Cheesesteak purists should stay away, but this sandwich was fantastic—huge, tender chunks of thick-cut steak, Muenster cheese, baby arugula, applewood-smoked bacon, roasted red peppers, and two fried eggs, served pressed. (Even reading the description is overwhelming.) Unlike many cheesesteaks, where the mushrooms are a little more than extra oil-soaked substance, these portobellos contributed their own, earthy flavor. Though I usually love soft eggs on sandwiches, these were smartly cooked through—runny yolks would have added further to the messiness of this impossibly chaotic sandwich. But even though some flavors (like the greens and peppers) get shouted down, it works.
Straying from the classics, The Funky is a curious stack of Manchego cheese, grilled chicken, Portuguese linguiça sausage, watercress, and a mango-jicama slaw, sandwiched again by grilled sourdough. Don’t even think of ordering this to go: it’s a drippy, vinegary marvel that would probably dissolve within a block or two. When eaten right away, the bright, fruity flavors, tender chicken, and mild linguiça marry beautifully. The cheese, however, gets lost in the shuffle.
Classic Monte Cristo
A tremendous pile of fresh turkey and sliced ham with melted Swiss atop battered white bread. Another excellent, if drippy, sandwich, with particularly tender turkey and a sweet blueberry compote on the side. My favorite part of a Monte Cristo is the French Toast-style bread, and these thin slices are dwarfed under the weight of so much meat. But with turkey this good, it's hard to complain too much.

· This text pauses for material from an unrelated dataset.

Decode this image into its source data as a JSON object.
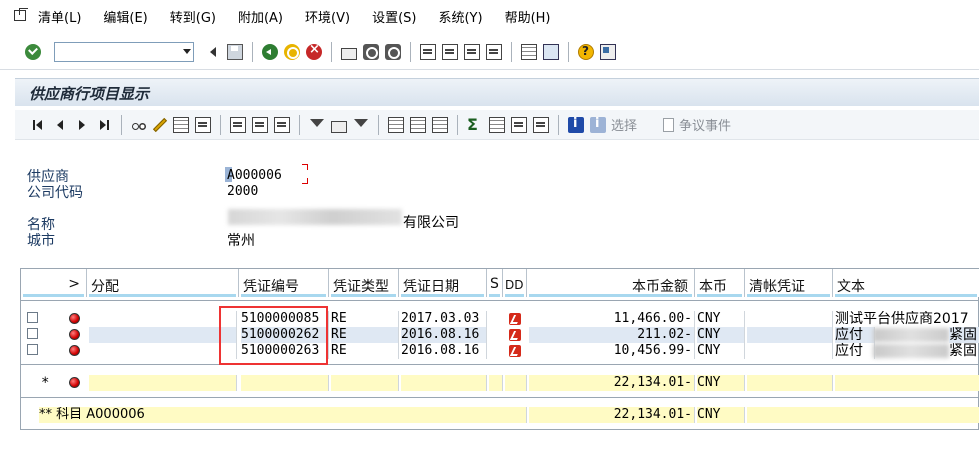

Sides are tasty but less memorable, like these nicely corny (but slightly dry) hushpuppies. A fresh but unremarkable slaw comes with every sandwich, while fries in all sorts of forms (extra-spicy Hell Fries, Canadian-inspired poutine) can be ordered as sides. Skip the wines by the glass in favor of the six local brews on tap, including Magic Hat No. 9 and Long Trail Ale. And if you're somehow still hungry, grab an Oreo on the way out. Cost, as labeled: $0.

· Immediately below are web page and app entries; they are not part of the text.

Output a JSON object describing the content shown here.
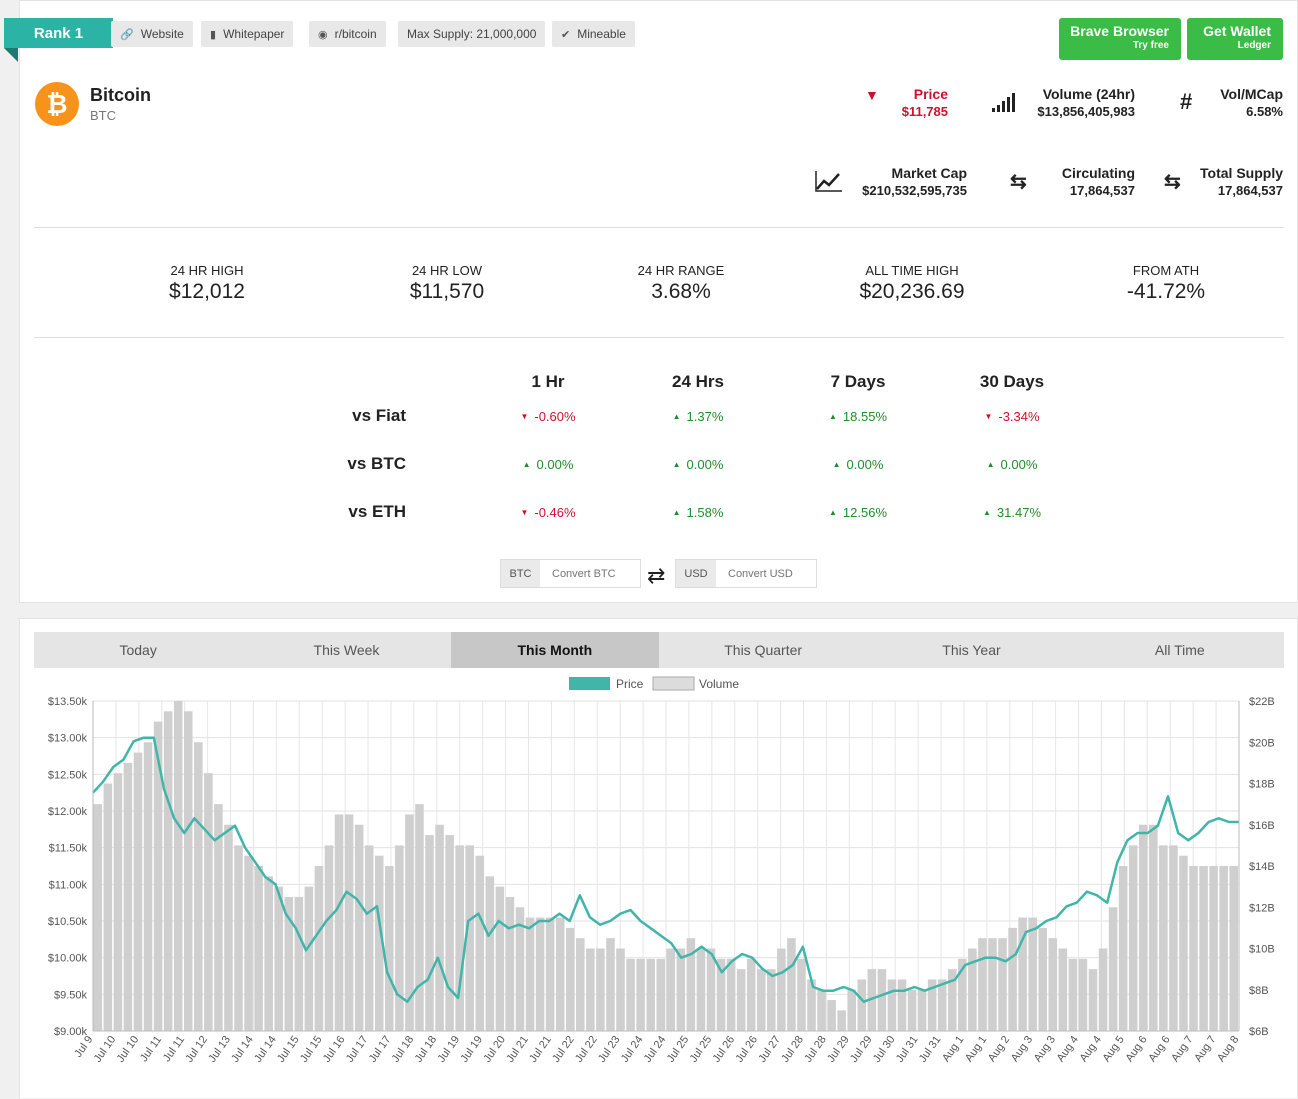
{
  "rank": "Rank 1",
  "tags": [
    {
      "icon": "link-icon",
      "label": "Website"
    },
    {
      "icon": "document-icon",
      "label": "Whitepaper"
    },
    {
      "icon": "reddit-icon",
      "label": "r/bitcoin"
    },
    {
      "icon": "",
      "label": "Max Supply: 21,000,000"
    },
    {
      "icon": "check-icon",
      "label": "Mineable"
    }
  ],
  "promos": [
    {
      "title": "Brave Browser",
      "sub": "Try free"
    },
    {
      "title": "Get Wallet",
      "sub": "Ledger"
    }
  ],
  "coin": {
    "name": "Bitcoin",
    "symbol": "BTC",
    "logo_color": "#f7931a"
  },
  "stats": {
    "price": {
      "label": "Price",
      "value": "$11,785",
      "direction": "down",
      "color": "#d0102e"
    },
    "volume": {
      "label": "Volume (24hr)",
      "value": "$13,856,405,983"
    },
    "vol_mcap": {
      "label": "Vol/MCap",
      "value": "6.58%"
    },
    "market_cap": {
      "label": "Market Cap",
      "value": "$210,532,595,735"
    },
    "circulating": {
      "label": "Circulating",
      "value": "17,864,537"
    },
    "total_supply": {
      "label": "Total Supply",
      "value": "17,864,537"
    }
  },
  "kpis": [
    {
      "label": "24 HR HIGH",
      "value": "$12,012"
    },
    {
      "label": "24 HR LOW",
      "value": "$11,570"
    },
    {
      "label": "24 HR RANGE",
      "value": "3.68%"
    },
    {
      "label": "ALL TIME HIGH",
      "value": "$20,236.69"
    },
    {
      "label": "FROM ATH",
      "value": "-41.72%"
    }
  ],
  "performance": {
    "columns": [
      "1 Hr",
      "24 Hrs",
      "7 Days",
      "30 Days"
    ],
    "rows": [
      {
        "label": "vs Fiat",
        "values": [
          {
            "v": "-0.60%",
            "d": "down"
          },
          {
            "v": "1.37%",
            "d": "up"
          },
          {
            "v": "18.55%",
            "d": "up"
          },
          {
            "v": "-3.34%",
            "d": "down"
          }
        ]
      },
      {
        "label": "vs BTC",
        "values": [
          {
            "v": "0.00%",
            "d": "up"
          },
          {
            "v": "0.00%",
            "d": "up"
          },
          {
            "v": "0.00%",
            "d": "up"
          },
          {
            "v": "0.00%",
            "d": "up"
          }
        ]
      },
      {
        "label": "vs ETH",
        "values": [
          {
            "v": "-0.46%",
            "d": "down"
          },
          {
            "v": "1.58%",
            "d": "up"
          },
          {
            "v": "12.56%",
            "d": "up"
          },
          {
            "v": "31.47%",
            "d": "up"
          }
        ]
      }
    ]
  },
  "converter": {
    "from": {
      "currency": "BTC",
      "placeholder": "Convert BTC"
    },
    "to": {
      "currency": "USD",
      "placeholder": "Convert USD"
    }
  },
  "tabs": [
    "Today",
    "This Week",
    "This Month",
    "This Quarter",
    "This Year",
    "All Time"
  ],
  "active_tab": "This Month",
  "chart_data": {
    "type": "line",
    "legend": [
      {
        "name": "Price",
        "color": "#42b5a9"
      },
      {
        "name": "Volume",
        "color": "#cccccc"
      }
    ],
    "legend_position": "top-center",
    "grid": true,
    "y_left": {
      "ticks": [
        "$9.00k",
        "$9.50k",
        "$10.00k",
        "$10.50k",
        "$11.00k",
        "$11.50k",
        "$12.00k",
        "$12.50k",
        "$13.00k",
        "$13.50k"
      ],
      "range": [
        9000,
        13500
      ]
    },
    "y_right": {
      "ticks": [
        "$6B",
        "$8B",
        "$10B",
        "$12B",
        "$14B",
        "$16B",
        "$18B",
        "$20B",
        "$22B"
      ],
      "range": [
        6,
        22
      ]
    },
    "x_ticks": [
      "Jul 9",
      "Jul 10",
      "Jul 10",
      "Jul 11",
      "Jul 11",
      "Jul 12",
      "Jul 13",
      "Jul 14",
      "Jul 14",
      "Jul 15",
      "Jul 15",
      "Jul 16",
      "Jul 17",
      "Jul 17",
      "Jul 18",
      "Jul 18",
      "Jul 19",
      "Jul 19",
      "Jul 20",
      "Jul 21",
      "Jul 21",
      "Jul 22",
      "Jul 22",
      "Jul 23",
      "Jul 24",
      "Jul 24",
      "Jul 25",
      "Jul 25",
      "Jul 26",
      "Jul 26",
      "Jul 27",
      "Jul 28",
      "Jul 28",
      "Jul 29",
      "Jul 29",
      "Jul 30",
      "Jul 31",
      "Jul 31",
      "Aug 1",
      "Aug 1",
      "Aug 2",
      "Aug 3",
      "Aug 3",
      "Aug 4",
      "Aug 4",
      "Aug 5",
      "Aug 6",
      "Aug 6",
      "Aug 7",
      "Aug 7",
      "Aug 8"
    ],
    "series": [
      {
        "name": "Price",
        "axis": "left",
        "values": [
          12250,
          12400,
          12600,
          12700,
          12950,
          13000,
          13000,
          12300,
          11900,
          11700,
          11900,
          11750,
          11600,
          11700,
          11800,
          11500,
          11300,
          11100,
          11000,
          10600,
          10400,
          10100,
          10300,
          10500,
          10650,
          10900,
          10800,
          10600,
          10700,
          9800,
          9500,
          9400,
          9600,
          9700,
          10000,
          9600,
          9450,
          10500,
          10600,
          10300,
          10500,
          10400,
          10450,
          10400,
          10500,
          10500,
          10600,
          10500,
          10850,
          10550,
          10450,
          10500,
          10600,
          10650,
          10500,
          10400,
          10300,
          10200,
          10000,
          10050,
          10150,
          10050,
          9800,
          9950,
          10050,
          10000,
          9850,
          9750,
          9800,
          9900,
          10150,
          9600,
          9550,
          9550,
          9600,
          9550,
          9400,
          9450,
          9500,
          9550,
          9550,
          9600,
          9550,
          9600,
          9650,
          9700,
          9900,
          9950,
          10000,
          10000,
          9950,
          10050,
          10350,
          10400,
          10500,
          10550,
          10700,
          10750,
          10900,
          10850,
          10750,
          11300,
          11600,
          11700,
          11700,
          11800,
          12200,
          11700,
          11600,
          11700,
          11850,
          11900,
          11850,
          11850
        ]
      },
      {
        "name": "Volume",
        "axis": "right",
        "values": [
          17,
          18,
          18.5,
          19,
          19.5,
          20,
          21,
          21.5,
          22,
          21.5,
          20,
          18.5,
          17,
          16,
          15,
          14.5,
          14,
          13.5,
          13,
          12.5,
          12.5,
          13,
          14,
          15,
          16.5,
          16.5,
          16,
          15,
          14.5,
          14,
          15,
          16.5,
          17,
          15.5,
          16,
          15.5,
          15,
          15,
          14.5,
          13.5,
          13,
          12.5,
          12,
          11.5,
          11.5,
          11.5,
          11.5,
          11,
          10.5,
          10,
          10,
          10.5,
          10,
          9.5,
          9.5,
          9.5,
          9.5,
          10,
          10,
          10.5,
          10,
          10,
          9.5,
          9.5,
          9,
          9.5,
          9,
          9,
          10,
          10.5,
          9.5,
          8.5,
          8,
          7.5,
          7,
          8,
          8.5,
          9,
          9,
          8.5,
          8.5,
          8,
          8,
          8.5,
          8.5,
          9,
          9.5,
          10,
          10.5,
          10.5,
          10.5,
          11,
          11.5,
          11.5,
          11,
          10.5,
          10,
          9.5,
          9.5,
          9,
          10,
          12,
          14,
          15,
          16,
          16,
          15,
          15,
          14.5,
          14,
          14,
          14,
          14,
          14
        ]
      }
    ]
  }
}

Even under new direction, the All-Stars still know their sandwiches; and from porky to vegan to destructively spicy, there's one for every taste. Sure, some were more perfectly executed than others. But the essentials—strong flavors, reasonable prices, and equal respect for creativity and tradition—are all there. Along with the good, cold beer to wash it down.